= Beginning of Section =
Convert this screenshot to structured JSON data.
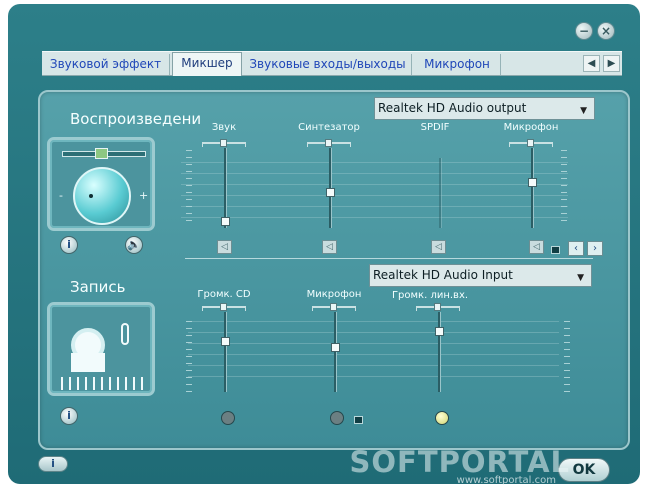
{
  "tabs": [
    "Звуковой эффект",
    "Микшер",
    "Звуковые входы/выходы",
    "Микрофон"
  ],
  "playback": {
    "title": "Воспроизведени",
    "device": "Realtek HD Audio output",
    "channels": [
      {
        "label": "Звук",
        "level": 0.0
      },
      {
        "label": "Синтезатор",
        "level": 0.45
      },
      {
        "label": "SPDIF",
        "level": null
      },
      {
        "label": "Микрофон",
        "level": 0.55
      }
    ]
  },
  "recording": {
    "title": "Запись",
    "device": "Realtek HD Audio Input",
    "channels": [
      {
        "label": "Громк. CD",
        "level": 0.65
      },
      {
        "label": "Микрофон",
        "level": 0.55
      },
      {
        "label": "Громк. лин.вх.",
        "level": 0.75
      }
    ]
  },
  "controls": {
    "ok_label": "OK",
    "info_label": "i"
  },
  "watermark": {
    "brand": "SOFTPORTAL",
    "site": "www.softportal.com"
  },
  "colors": {
    "window": "#1f6b76",
    "panel": "#4c949e",
    "accent": "#9ccbd0",
    "tab_text": "#2047b8"
  },
  "icons": [
    "minimize-icon",
    "close-icon",
    "speaker-icon",
    "microphone-icon",
    "headset-icon",
    "info-icon",
    "chevron-left-icon",
    "chevron-right-icon"
  ]
}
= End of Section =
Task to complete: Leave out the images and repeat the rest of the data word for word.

Reply:
Convert this screenshot to structured JSON data.
{
  "tabs": [
    "Звуковой эффект",
    "Микшер",
    "Звуковые входы/выходы",
    "Микрофон"
  ],
  "playback": {
    "title": "Воспроизведени",
    "device": "Realtek HD Audio output",
    "channels": [
      {
        "label": "Звук",
        "level": 0.0
      },
      {
        "label": "Синтезатор",
        "level": 0.45
      },
      {
        "label": "SPDIF",
        "level": null
      },
      {
        "label": "Микрофон",
        "level": 0.55
      }
    ]
  },
  "recording": {
    "title": "Запись",
    "device": "Realtek HD Audio Input",
    "channels": [
      {
        "label": "Громк. CD",
        "level": 0.65
      },
      {
        "label": "Микрофон",
        "level": 0.55
      },
      {
        "label": "Громк. лин.вх.",
        "level": 0.75
      }
    ]
  },
  "controls": {
    "ok_label": "OK",
    "info_label": "i"
  },
  "watermark": {
    "brand": "SOFTPORTAL",
    "site": "www.softportal.com"
  },
  "colors": {
    "window": "#1f6b76",
    "panel": "#4c949e",
    "accent": "#9ccbd0",
    "tab_text": "#2047b8"
  },
  "icons": [
    "minimize-icon",
    "close-icon",
    "speaker-icon",
    "microphone-icon",
    "headset-icon",
    "info-icon",
    "chevron-left-icon",
    "chevron-right-icon"
  ]
}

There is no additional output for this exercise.